Facial recognition, particularly its use by the government and police, has faced immense criticism over the last few years. The technology has been shown to have a racial bias, and calls for a ban on the use of it by law enforcement has grown since last summer amid Black Lives Matter protests against police brutality and racism.
Sen. Ed Markey (D-Mass.), Sen. Jeff Merkley (D-Ore.), Sen. Bernie Sanders (I-Vt.), Sen. Elizabeth Warren (D-Mass.), and Sen. Ron Wyden (D-Ore.) sponsored the Senate version of the bill. Rep. Pramila Jayapal (D-Wash.), Rep. Ayanna Pressley (D-Mass.), and Rep. Rashida Tlaib (D-Mish.) sponsored the House version.
“We do not have to forgo privacy and justice for safety,” Markey said in a statement. “This legislation is about rooting out systemic racism and stopping invasive technologies from becoming irreversibly embedded in our society.
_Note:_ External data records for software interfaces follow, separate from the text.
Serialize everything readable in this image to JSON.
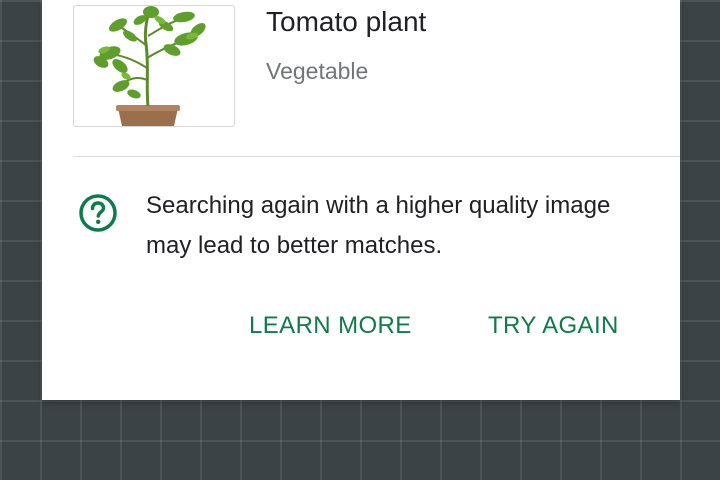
{
  "result": {
    "title": "Tomato plant",
    "subtitle": "Vegetable",
    "thumbnail_icon": "tomato-plant-image"
  },
  "help": {
    "icon": "help-circle-icon",
    "message": "Searching again with a higher quality image may lead to better matches."
  },
  "actions": {
    "learn_more": "LEARN MORE",
    "try_again": "TRY AGAIN"
  },
  "colors": {
    "accent": "#0f7b4a",
    "title_text": "#202124",
    "subtitle_text": "#70757a",
    "card_bg": "#ffffff",
    "page_bg": "#3b4346",
    "divider": "#dadce0"
  }
}
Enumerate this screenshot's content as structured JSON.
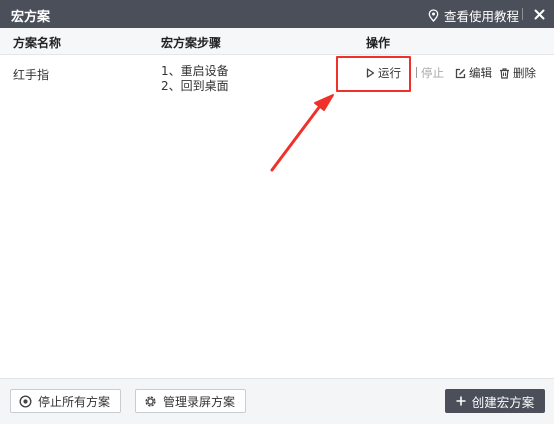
{
  "window": {
    "title": "宏方案",
    "tutorial_label": "查看使用教程"
  },
  "table": {
    "headers": [
      "方案名称",
      "宏方案步骤",
      "操作"
    ],
    "rows": [
      {
        "name": "红手指",
        "steps": [
          "1、重启设备",
          "2、回到桌面"
        ],
        "actions": {
          "run": "运行",
          "stop": "停止",
          "edit": "编辑",
          "delete": "删除"
        }
      }
    ]
  },
  "footer": {
    "stop_all": "停止所有方案",
    "manage": "管理录屏方案",
    "create": "创建宏方案"
  },
  "colors": {
    "titlebar": "#4a4f59",
    "annotation": "#f0312a",
    "disabled_text": "#aaaaaa"
  }
}
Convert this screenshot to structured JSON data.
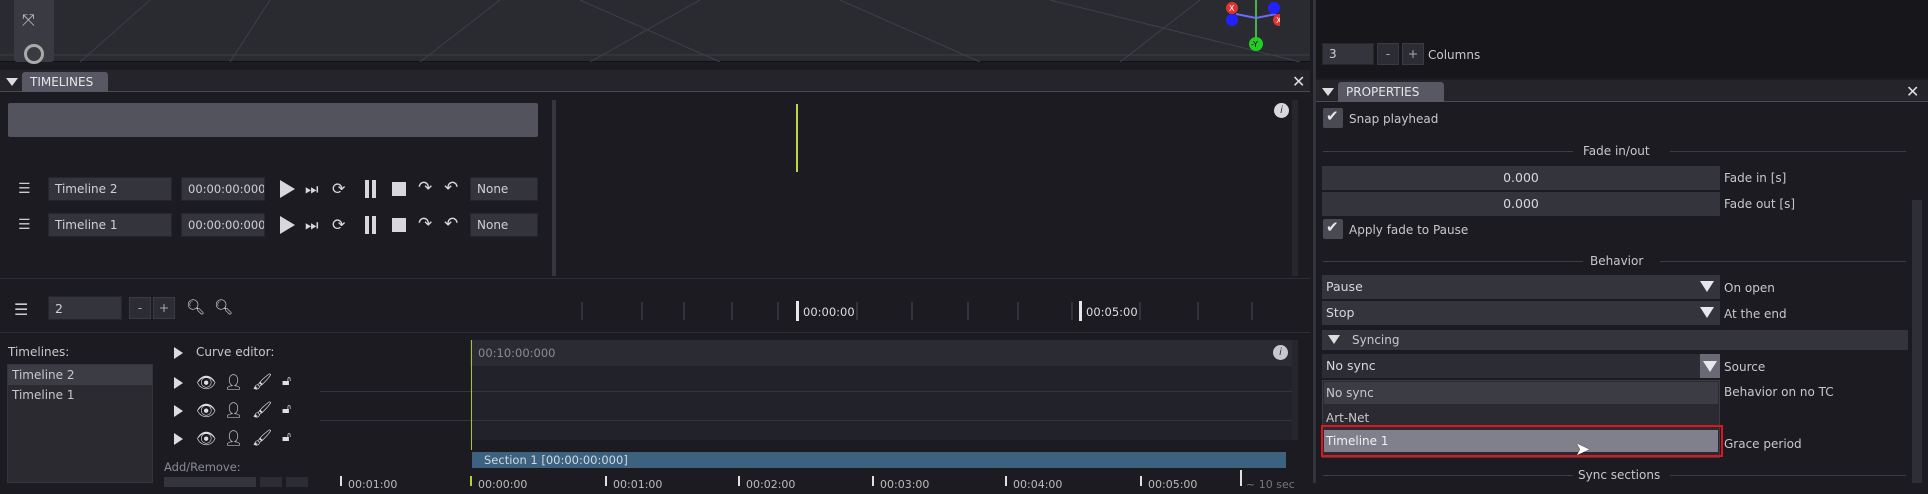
{
  "viewport": {
    "gizmo": {
      "x_label": "X",
      "y_label": "-Y"
    }
  },
  "timelines_panel": {
    "title": "TIMELINES",
    "rows": [
      {
        "name": "Timeline 2",
        "time": "00:00:00:000",
        "mode": "None",
        "ruler_time": "00:00:00:000",
        "section": "Section 1",
        "section_time": "-00:10:00:000",
        "section_color": "#44718f"
      },
      {
        "name": "Timeline 1",
        "time": "00:00:00:000",
        "mode": "None",
        "ruler_time": "00:00:00:000",
        "section": "Section 1",
        "section_time": "-00:10:00:000",
        "section_color": "#5a9e72"
      }
    ],
    "bottom": {
      "count": "2",
      "minus": "-",
      "plus": "+"
    },
    "ruler": {
      "t0": "00:00:00",
      "t1": "00:05:00"
    }
  },
  "lower": {
    "timelines_label": "Timelines:",
    "list": [
      "Timeline 2",
      "Timeline 1"
    ],
    "curve_editor": "Curve editor:",
    "curve_time": "00:10:00:000",
    "add_remove": "Add/Remove:",
    "section_bar": "Section 1 [00:00:00:000]",
    "ticks": [
      "00:01:00",
      "00:00:00",
      "00:01:00",
      "00:02:00",
      "00:03:00",
      "00:04:00",
      "00:05:00"
    ],
    "zoom": "~ 10 sec"
  },
  "columns": {
    "value": "3",
    "minus": "-",
    "plus": "+",
    "label": "Columns"
  },
  "properties": {
    "title": "PROPERTIES",
    "snap_playhead": "Snap playhead",
    "fade_header": "Fade in/out",
    "fade_in_value": "0.000",
    "fade_in_label": "Fade in [s]",
    "fade_out_value": "0.000",
    "fade_out_label": "Fade out [s]",
    "apply_fade": "Apply fade to Pause",
    "behavior_header": "Behavior",
    "on_open_value": "Pause",
    "on_open_label": "On open",
    "at_end_value": "Stop",
    "at_end_label": "At the end",
    "syncing_header": "Syncing",
    "source_value": "No sync",
    "source_label": "Source",
    "behavior_no_tc_label": "Behavior on no TC",
    "grace_label": "Grace period",
    "sync_sections": "Sync sections",
    "dropdown_options": [
      "No sync",
      "Art-Net",
      "Timeline 1"
    ]
  }
}
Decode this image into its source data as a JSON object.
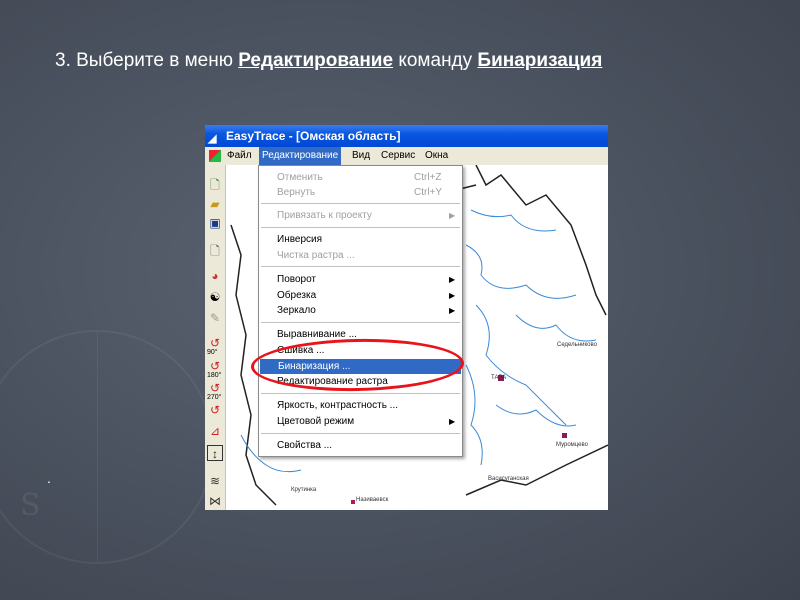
{
  "slide": {
    "step_prefix": "3. Выберите в меню ",
    "menu_name": "Редактирование",
    "middle": " команду ",
    "command_name": "Бинаризация",
    "bullet": "."
  },
  "window": {
    "title": "EasyTrace - [Омская область]"
  },
  "menubar": {
    "items": [
      {
        "label": "Файл"
      },
      {
        "label": "Редактирование"
      },
      {
        "label": "Вид"
      },
      {
        "label": "Сервис"
      },
      {
        "label": "Окна"
      }
    ]
  },
  "toolbar": {
    "icons": [
      {
        "name": "new-file-icon",
        "glyph": "🗋",
        "caption": ""
      },
      {
        "name": "open-folder-icon",
        "glyph": "📂",
        "caption": ""
      },
      {
        "name": "save-icon",
        "glyph": "💾",
        "caption": ""
      },
      {
        "name": "new-raster-icon",
        "glyph": "🗋",
        "caption": ""
      },
      {
        "name": "color-palette-icon",
        "glyph": "◕",
        "caption": ""
      },
      {
        "name": "yin-yang-icon",
        "glyph": "☯",
        "caption": ""
      },
      {
        "name": "disabled-tool-icon",
        "glyph": "✎",
        "caption": ""
      },
      {
        "name": "rotate-90-icon",
        "glyph": "↺",
        "caption": "90°"
      },
      {
        "name": "rotate-180-icon",
        "glyph": "↺",
        "caption": "180°"
      },
      {
        "name": "rotate-270-icon",
        "glyph": "↺",
        "caption": "270°"
      },
      {
        "name": "rotate-free-icon",
        "glyph": "↺",
        "caption": ""
      },
      {
        "name": "angle-icon",
        "glyph": "⊿",
        "caption": ""
      },
      {
        "name": "height-icon",
        "glyph": "↕",
        "caption": ""
      },
      {
        "name": "equalize-icon",
        "glyph": "≋",
        "caption": ""
      },
      {
        "name": "stitch-icon",
        "glyph": "⋈",
        "caption": ""
      }
    ]
  },
  "dropdown": {
    "items": [
      {
        "label": "Отменить",
        "shortcut": "Ctrl+Z",
        "disabled": true
      },
      {
        "label": "Вернуть",
        "shortcut": "Ctrl+Y",
        "disabled": true
      },
      {
        "label": "Привязать к проекту",
        "disabled": true,
        "submenu": true
      },
      {
        "label": "Инверсия"
      },
      {
        "label": "Чистка растра ...",
        "disabled": true
      },
      {
        "label": "Поворот",
        "submenu": true
      },
      {
        "label": "Обрезка",
        "submenu": true
      },
      {
        "label": "Зеркало",
        "submenu": true
      },
      {
        "label": "Выравнивание ..."
      },
      {
        "label": "Сшивка ..."
      },
      {
        "label": "Бинаризация ...",
        "highlighted": true
      },
      {
        "label": "Редактирование растра"
      },
      {
        "label": "Яркость, контрастность ..."
      },
      {
        "label": "Цветовой режим",
        "submenu": true
      },
      {
        "label": "Свойства ..."
      }
    ]
  },
  "map": {
    "labels": [
      {
        "text": "Седельниково"
      },
      {
        "text": "ТАРА"
      },
      {
        "text": "Муромцево"
      },
      {
        "text": "Васисуганская"
      },
      {
        "text": "Крутинка"
      },
      {
        "text": "Називаевск"
      }
    ]
  },
  "colors": {
    "titlebar": "#0a58e0",
    "highlight": "#316ac5",
    "oval": "#e8131b",
    "river": "#3a8ad6",
    "background": "#4a515e"
  }
}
We simply cannot ignore the technologies that perpetuate injustice, and that means that law enforcement should not be using facial recognition tools today.”
Jayapal added: “Facial recognition technology is not only invasive, inaccurate, and unregulated but it has also been unapologetically weaponized by law enforcement against Black people across this country … This legislation will not only protect civil liberties but aggressively fight back against racial injustice by stopping federal entities from using facial recognition and biometric surveillance tools while stripping support for state and local law enforcement departments that continue its use.”
While movement on federal legislation has been slow-moving, numerous cities and counties across the country have taken action.
Earlier this month, King County in Washington became the first county in the country to ban government use of the technology. That ban followed several others in cities like San Francisco, Oakland, Boston, and Minneapolis.
In February, a coalition of civil rights, privacy, and tech advocacy groups urged President Joe Biden to use executive action to stop government use of facial recognition technology. Those groups also called on Biden to support the Facial Recognition and Biometric Technology Moratorium Act.